In the nineteenth century, poor mountain women were portrayed as being less repressed than Victorian ladies. Hillbilly gals became even more sexualized in the twentieth century. Al Capp excelled at drawing curvaceous hillbilly babes. Li’l Abner’s lovesick girlfriend, Daisy Mae, set the standard. American girls imitated Daisy Mae’s revealing outfit at Halloween and Sadie Hawkins Day parties. Capp Enterprises did license such costumes but the 1952 Gimbels “Daisy Mae Dogpatch Denims” hardly resembled her hick haute couture. This “biggest fad of the year” line of casualwear (below) looked more suburban Connecticut than backwoods Dogpatch.

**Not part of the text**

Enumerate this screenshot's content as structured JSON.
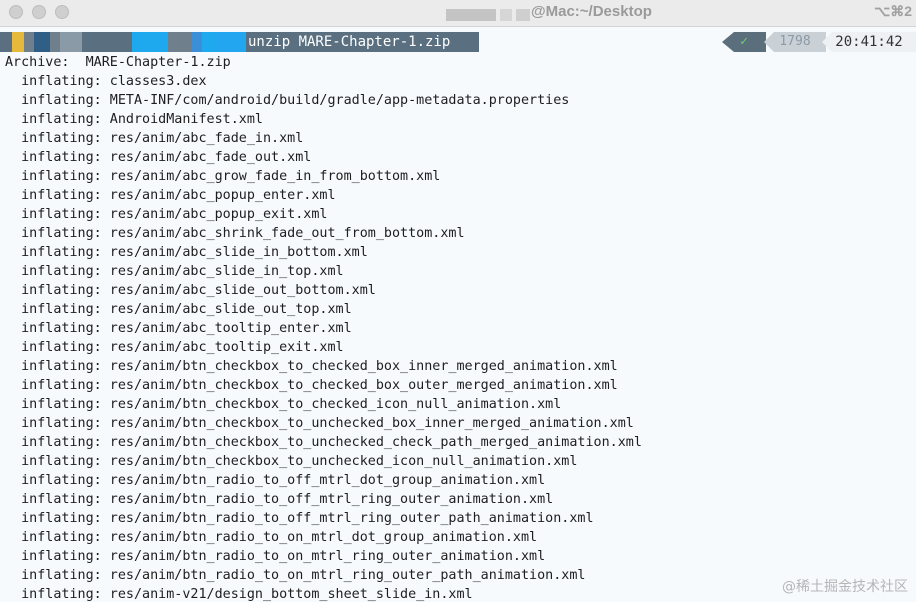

A comely country girl scantily clad isn’t copyrightable. The “Miss Hillbilly” outfit in the Star Bread Co. ad is clearly a Daisy Mae knockoff. The hick on the bread package hardly resembles hunky Li’l Abner though. Daisy Mae Duke continued the tradition of hot hill country temptresses in CBS’s TV series of the early ‘80s, The Dukes of Hazard. Actress Catherine Bach created many of her fetching costumes. “Daisy Dukes” have become the name for revealing cut-off jeans.